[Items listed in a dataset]
============================================================

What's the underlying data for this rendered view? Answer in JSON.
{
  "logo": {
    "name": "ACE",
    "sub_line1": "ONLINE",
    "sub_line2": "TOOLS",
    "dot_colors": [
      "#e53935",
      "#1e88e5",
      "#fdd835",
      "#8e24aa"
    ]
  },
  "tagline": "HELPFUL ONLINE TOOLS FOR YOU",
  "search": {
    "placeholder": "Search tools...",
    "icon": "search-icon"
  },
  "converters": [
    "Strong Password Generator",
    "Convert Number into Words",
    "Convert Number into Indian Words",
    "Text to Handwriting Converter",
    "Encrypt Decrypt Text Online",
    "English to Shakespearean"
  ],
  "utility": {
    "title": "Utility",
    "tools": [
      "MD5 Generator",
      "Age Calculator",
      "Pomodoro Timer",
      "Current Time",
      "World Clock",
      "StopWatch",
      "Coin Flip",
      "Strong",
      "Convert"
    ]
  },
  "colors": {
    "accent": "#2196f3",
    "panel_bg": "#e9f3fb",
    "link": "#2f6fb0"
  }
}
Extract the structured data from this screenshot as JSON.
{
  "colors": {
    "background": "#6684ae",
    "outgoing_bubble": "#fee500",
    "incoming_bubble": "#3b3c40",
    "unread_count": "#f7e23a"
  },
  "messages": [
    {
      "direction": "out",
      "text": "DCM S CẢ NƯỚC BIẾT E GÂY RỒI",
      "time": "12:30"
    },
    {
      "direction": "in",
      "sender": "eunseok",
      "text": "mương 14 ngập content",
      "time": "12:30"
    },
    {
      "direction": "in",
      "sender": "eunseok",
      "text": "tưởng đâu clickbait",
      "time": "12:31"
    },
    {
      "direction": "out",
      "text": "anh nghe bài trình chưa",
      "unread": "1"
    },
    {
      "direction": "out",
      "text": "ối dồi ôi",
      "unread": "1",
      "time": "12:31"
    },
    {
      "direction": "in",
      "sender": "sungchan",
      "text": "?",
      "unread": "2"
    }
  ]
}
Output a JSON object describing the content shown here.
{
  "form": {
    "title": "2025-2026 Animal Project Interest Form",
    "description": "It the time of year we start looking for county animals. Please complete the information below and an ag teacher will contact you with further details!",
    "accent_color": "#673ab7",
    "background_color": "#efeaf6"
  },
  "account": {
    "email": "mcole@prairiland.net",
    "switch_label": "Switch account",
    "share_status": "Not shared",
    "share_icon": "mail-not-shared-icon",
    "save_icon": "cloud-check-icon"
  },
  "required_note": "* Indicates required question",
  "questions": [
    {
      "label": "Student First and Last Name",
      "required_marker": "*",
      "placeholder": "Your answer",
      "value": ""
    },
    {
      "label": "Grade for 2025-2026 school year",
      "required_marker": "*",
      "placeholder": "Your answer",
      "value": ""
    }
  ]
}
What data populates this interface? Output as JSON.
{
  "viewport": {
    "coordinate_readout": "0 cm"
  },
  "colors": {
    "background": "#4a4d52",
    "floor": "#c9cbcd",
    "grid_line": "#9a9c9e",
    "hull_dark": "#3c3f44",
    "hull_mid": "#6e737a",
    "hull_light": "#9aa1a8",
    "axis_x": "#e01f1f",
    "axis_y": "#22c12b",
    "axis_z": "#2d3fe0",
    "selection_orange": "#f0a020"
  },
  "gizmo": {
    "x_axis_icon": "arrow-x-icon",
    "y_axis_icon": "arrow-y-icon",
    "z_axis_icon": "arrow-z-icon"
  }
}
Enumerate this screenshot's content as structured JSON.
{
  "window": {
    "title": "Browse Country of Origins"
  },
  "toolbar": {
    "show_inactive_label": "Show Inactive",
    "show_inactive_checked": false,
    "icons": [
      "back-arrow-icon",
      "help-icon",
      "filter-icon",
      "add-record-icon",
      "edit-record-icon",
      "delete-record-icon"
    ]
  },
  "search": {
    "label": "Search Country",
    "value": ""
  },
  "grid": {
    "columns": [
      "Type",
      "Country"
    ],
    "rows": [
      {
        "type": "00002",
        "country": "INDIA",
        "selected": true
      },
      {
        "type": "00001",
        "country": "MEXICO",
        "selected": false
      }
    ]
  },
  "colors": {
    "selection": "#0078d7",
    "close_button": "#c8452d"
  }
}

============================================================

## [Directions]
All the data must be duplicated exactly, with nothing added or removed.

## [Answer for the task]
What's the underlying data for this rendered view? Answer in JSON.
{
  "logo": {
    "name": "ACE",
    "sub_line1": "ONLINE",
    "sub_line2": "TOOLS",
    "dot_colors": [
      "#e53935",
      "#1e88e5",
      "#fdd835",
      "#8e24aa"
    ]
  },
  "tagline": "HELPFUL ONLINE TOOLS FOR YOU",
  "search": {
    "placeholder": "Search tools...",
    "icon": "search-icon"
  },
  "converters": [
    "Strong Password Generator",
    "Convert Number into Words",
    "Convert Number into Indian Words",
    "Text to Handwriting Converter",
    "Encrypt Decrypt Text Online",
    "English to Shakespearean"
  ],
  "utility": {
    "title": "Utility",
    "tools": [
      "MD5 Generator",
      "Age Calculator",
      "Pomodoro Timer",
      "Current Time",
      "World Clock",
      "StopWatch",
      "Coin Flip",
      "Strong",
      "Convert"
    ]
  },
  "colors": {
    "accent": "#2196f3",
    "panel_bg": "#e9f3fb",
    "link": "#2f6fb0"
  }
}
Extract the structured data from this screenshot as JSON.
{
  "colors": {
    "background": "#6684ae",
    "outgoing_bubble": "#fee500",
    "incoming_bubble": "#3b3c40",
    "unread_count": "#f7e23a"
  },
  "messages": [
    {
      "direction": "out",
      "text": "DCM S CẢ NƯỚC BIẾT E GÂY RỒI",
      "time": "12:30"
    },
    {
      "direction": "in",
      "sender": "eunseok",
      "text": "mương 14 ngập content",
      "time": "12:30"
    },
    {
      "direction": "in",
      "sender": "eunseok",
      "text": "tưởng đâu clickbait",
      "time": "12:31"
    },
    {
      "direction": "out",
      "text": "anh nghe bài trình chưa",
      "unread": "1"
    },
    {
      "direction": "out",
      "text": "ối dồi ôi",
      "unread": "1",
      "time": "12:31"
    },
    {
      "direction": "in",
      "sender": "sungchan",
      "text": "?",
      "unread": "2"
    }
  ]
}
Output a JSON object describing the content shown here.
{
  "form": {
    "title": "2025-2026 Animal Project Interest Form",
    "description": "It the time of year we start looking for county animals. Please complete the information below and an ag teacher will contact you with further details!",
    "accent_color": "#673ab7",
    "background_color": "#efeaf6"
  },
  "account": {
    "email": "mcole@prairiland.net",
    "switch_label": "Switch account",
    "share_status": "Not shared",
    "share_icon": "mail-not-shared-icon",
    "save_icon": "cloud-check-icon"
  },
  "required_note": "* Indicates required question",
  "questions": [
    {
      "label": "Student First and Last Name",
      "required_marker": "*",
      "placeholder": "Your answer",
      "value": ""
    },
    {
      "label": "Grade for 2025-2026 school year",
      "required_marker": "*",
      "placeholder": "Your answer",
      "value": ""
    }
  ]
}
What data populates this interface? Output as JSON.
{
  "viewport": {
    "coordinate_readout": "0 cm"
  },
  "colors": {
    "background": "#4a4d52",
    "floor": "#c9cbcd",
    "grid_line": "#9a9c9e",
    "hull_dark": "#3c3f44",
    "hull_mid": "#6e737a",
    "hull_light": "#9aa1a8",
    "axis_x": "#e01f1f",
    "axis_y": "#22c12b",
    "axis_z": "#2d3fe0",
    "selection_orange": "#f0a020"
  },
  "gizmo": {
    "x_axis_icon": "arrow-x-icon",
    "y_axis_icon": "arrow-y-icon",
    "z_axis_icon": "arrow-z-icon"
  }
}
Enumerate this screenshot's content as structured JSON.
{
  "window": {
    "title": "Browse Country of Origins"
  },
  "toolbar": {
    "show_inactive_label": "Show Inactive",
    "show_inactive_checked": false,
    "icons": [
      "back-arrow-icon",
      "help-icon",
      "filter-icon",
      "add-record-icon",
      "edit-record-icon",
      "delete-record-icon"
    ]
  },
  "search": {
    "label": "Search Country",
    "value": ""
  },
  "grid": {
    "columns": [
      "Type",
      "Country"
    ],
    "rows": [
      {
        "type": "00002",
        "country": "INDIA",
        "selected": true
      },
      {
        "type": "00001",
        "country": "MEXICO",
        "selected": false
      }
    ]
  },
  "colors": {
    "selection": "#0078d7",
    "close_button": "#c8452d"
  }
}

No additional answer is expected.